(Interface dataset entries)

+ + +

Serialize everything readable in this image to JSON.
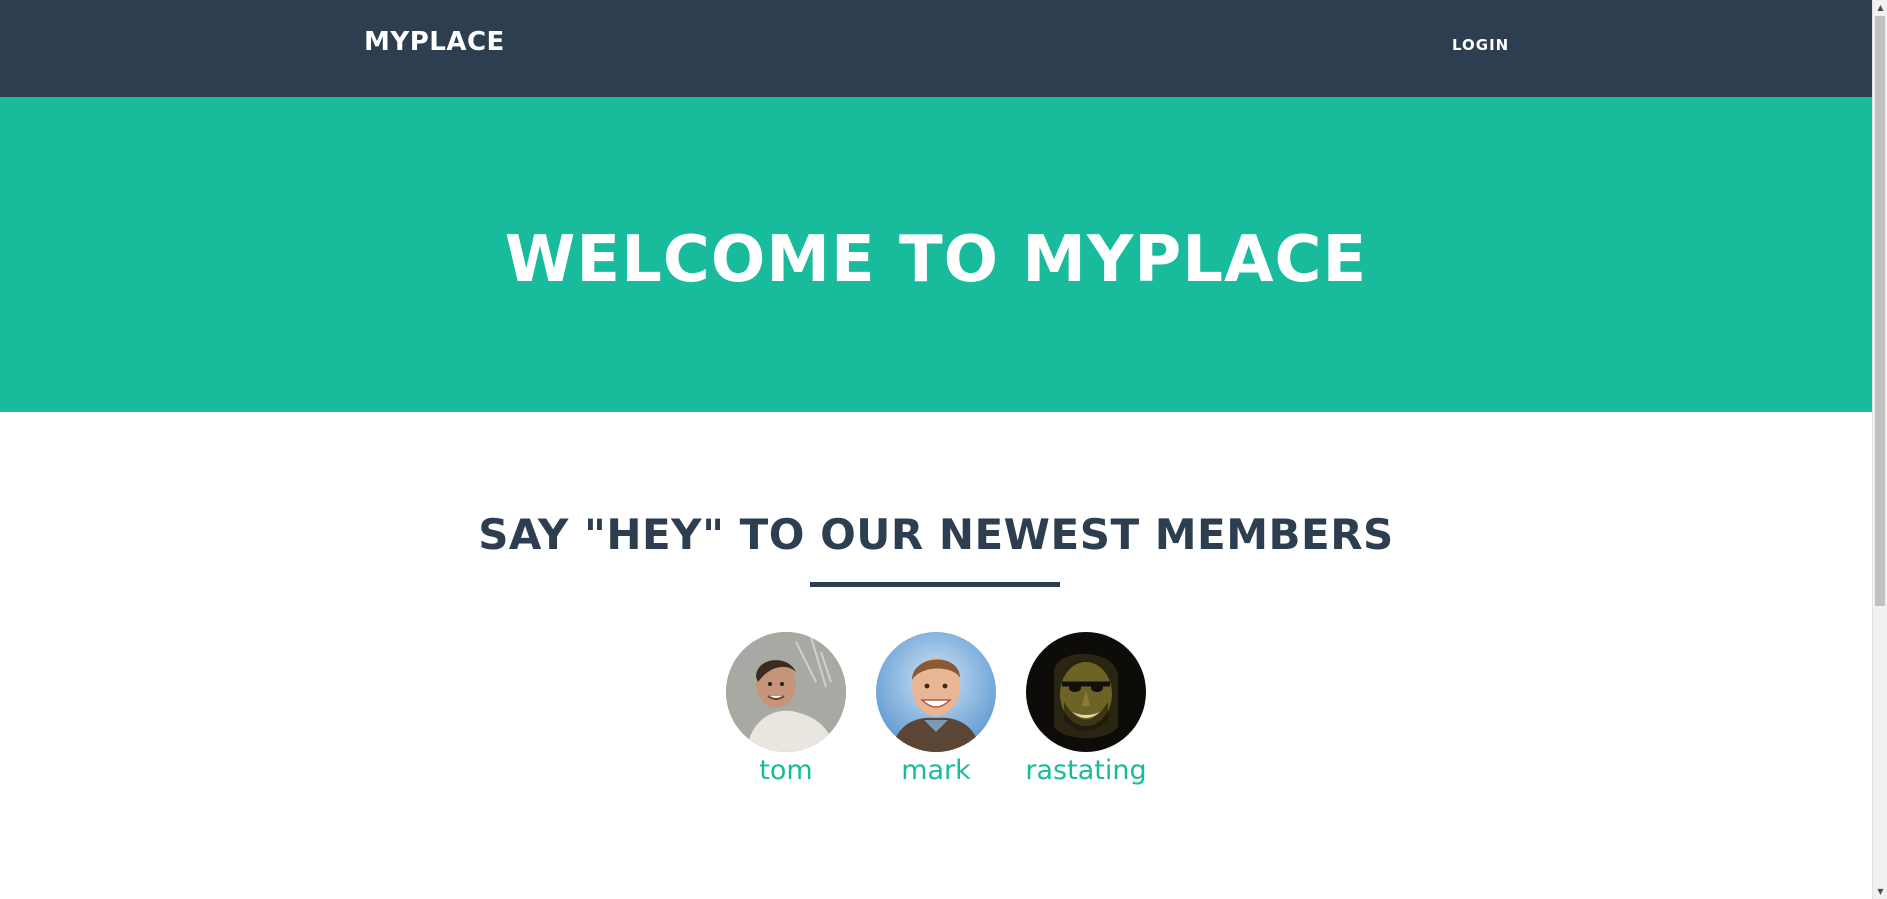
{
  "nav": {
    "brand": "MYPLACE",
    "login_label": "LOGIN"
  },
  "hero": {
    "title": "WELCOME TO MYPLACE"
  },
  "members_section": {
    "title": "SAY \"HEY\" TO OUR NEWEST MEMBERS",
    "members": [
      {
        "name": "tom"
      },
      {
        "name": "mark"
      },
      {
        "name": "rastating"
      }
    ]
  },
  "scrollbar": {
    "up_glyph": "▲",
    "down_glyph": "▼"
  },
  "colors": {
    "navbar": "#2c3e50",
    "accent": "#18bc9c",
    "heading": "#2c3e50",
    "text_light": "#ffffff"
  }
}
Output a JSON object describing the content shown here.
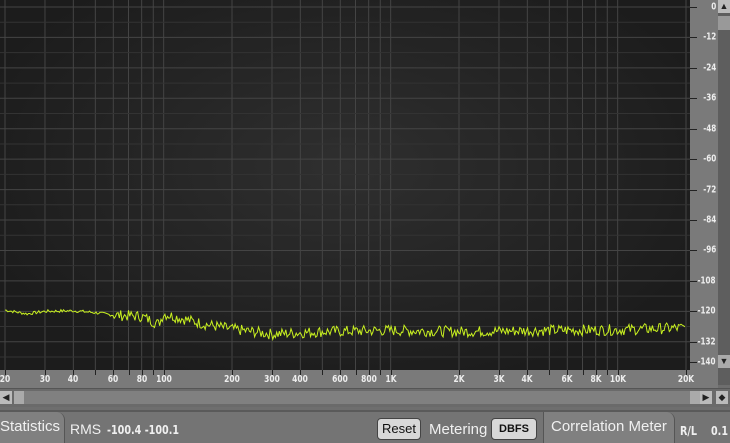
{
  "y_axis": {
    "labels": [
      "0",
      "-12",
      "-24",
      "-36",
      "-48",
      "-60",
      "-72",
      "-84",
      "-96",
      "-108",
      "-120",
      "-132",
      "-140"
    ],
    "values": [
      0,
      -12,
      -24,
      -36,
      -48,
      -60,
      -72,
      -84,
      -96,
      -108,
      -120,
      -132,
      -140
    ]
  },
  "x_axis": {
    "labels": [
      "20",
      "30",
      "40",
      "60",
      "80",
      "100",
      "200",
      "300",
      "400",
      "600",
      "800",
      "1K",
      "2K",
      "3K",
      "4K",
      "6K",
      "8K",
      "10K",
      "20K"
    ],
    "values": [
      20,
      30,
      40,
      60,
      80,
      100,
      200,
      300,
      400,
      600,
      800,
      1000,
      2000,
      3000,
      4000,
      6000,
      8000,
      10000,
      20000
    ],
    "grid": [
      20,
      30,
      40,
      50,
      60,
      70,
      80,
      90,
      100,
      200,
      300,
      400,
      500,
      600,
      700,
      800,
      900,
      1000,
      2000,
      3000,
      4000,
      5000,
      6000,
      7000,
      8000,
      9000,
      10000,
      20000
    ]
  },
  "spectrum": {
    "color": "#c8f020",
    "points": [
      [
        20,
        -119.5
      ],
      [
        25,
        -121
      ],
      [
        30,
        -120
      ],
      [
        40,
        -119.8
      ],
      [
        50,
        -120.5
      ],
      [
        60,
        -121.5
      ],
      [
        80,
        -122
      ],
      [
        95,
        -125
      ],
      [
        100,
        -121
      ],
      [
        150,
        -125
      ],
      [
        200,
        -127
      ],
      [
        300,
        -129
      ],
      [
        500,
        -128
      ],
      [
        1000,
        -127.5
      ],
      [
        2000,
        -128
      ],
      [
        5000,
        -127.5
      ],
      [
        10000,
        -127.3
      ],
      [
        20000,
        -126.5
      ]
    ]
  },
  "statistics": {
    "tab": "Statistics",
    "rms_label": "RMS",
    "rms_values": "-100.4 -100.1",
    "reset": "Reset",
    "metering_label": "Metering",
    "metering_value": "DBFS"
  },
  "correlation": {
    "tab": "Correlation Meter",
    "label": "R/L",
    "value": "0.1"
  }
}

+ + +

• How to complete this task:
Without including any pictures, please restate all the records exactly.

• Finished exercise:
Serialize everything readable in this image to JSON.
{
  "nav": {
    "brand": "MYPLACE",
    "login_label": "LOGIN"
  },
  "hero": {
    "title": "WELCOME TO MYPLACE"
  },
  "members_section": {
    "title": "SAY \"HEY\" TO OUR NEWEST MEMBERS",
    "members": [
      {
        "name": "tom"
      },
      {
        "name": "mark"
      },
      {
        "name": "rastating"
      }
    ]
  },
  "scrollbar": {
    "up_glyph": "▲",
    "down_glyph": "▼"
  },
  "colors": {
    "navbar": "#2c3e50",
    "accent": "#18bc9c",
    "heading": "#2c3e50",
    "text_light": "#ffffff"
  }
}
Output a JSON object describing the content shown here.
{
  "y_axis": {
    "labels": [
      "0",
      "-12",
      "-24",
      "-36",
      "-48",
      "-60",
      "-72",
      "-84",
      "-96",
      "-108",
      "-120",
      "-132",
      "-140"
    ],
    "values": [
      0,
      -12,
      -24,
      -36,
      -48,
      -60,
      -72,
      -84,
      -96,
      -108,
      -120,
      -132,
      -140
    ]
  },
  "x_axis": {
    "labels": [
      "20",
      "30",
      "40",
      "60",
      "80",
      "100",
      "200",
      "300",
      "400",
      "600",
      "800",
      "1K",
      "2K",
      "3K",
      "4K",
      "6K",
      "8K",
      "10K",
      "20K"
    ],
    "values": [
      20,
      30,
      40,
      60,
      80,
      100,
      200,
      300,
      400,
      600,
      800,
      1000,
      2000,
      3000,
      4000,
      6000,
      8000,
      10000,
      20000
    ],
    "grid": [
      20,
      30,
      40,
      50,
      60,
      70,
      80,
      90,
      100,
      200,
      300,
      400,
      500,
      600,
      700,
      800,
      900,
      1000,
      2000,
      3000,
      4000,
      5000,
      6000,
      7000,
      8000,
      9000,
      10000,
      20000
    ]
  },
  "spectrum": {
    "color": "#c8f020",
    "points": [
      [
        20,
        -119.5
      ],
      [
        25,
        -121
      ],
      [
        30,
        -120
      ],
      [
        40,
        -119.8
      ],
      [
        50,
        -120.5
      ],
      [
        60,
        -121.5
      ],
      [
        80,
        -122
      ],
      [
        95,
        -125
      ],
      [
        100,
        -121
      ],
      [
        150,
        -125
      ],
      [
        200,
        -127
      ],
      [
        300,
        -129
      ],
      [
        500,
        -128
      ],
      [
        1000,
        -127.5
      ],
      [
        2000,
        -128
      ],
      [
        5000,
        -127.5
      ],
      [
        10000,
        -127.3
      ],
      [
        20000,
        -126.5
      ]
    ]
  },
  "statistics": {
    "tab": "Statistics",
    "rms_label": "RMS",
    "rms_values": "-100.4 -100.1",
    "reset": "Reset",
    "metering_label": "Metering",
    "metering_value": "DBFS"
  },
  "correlation": {
    "tab": "Correlation Meter",
    "label": "R/L",
    "value": "0.1"
  }
}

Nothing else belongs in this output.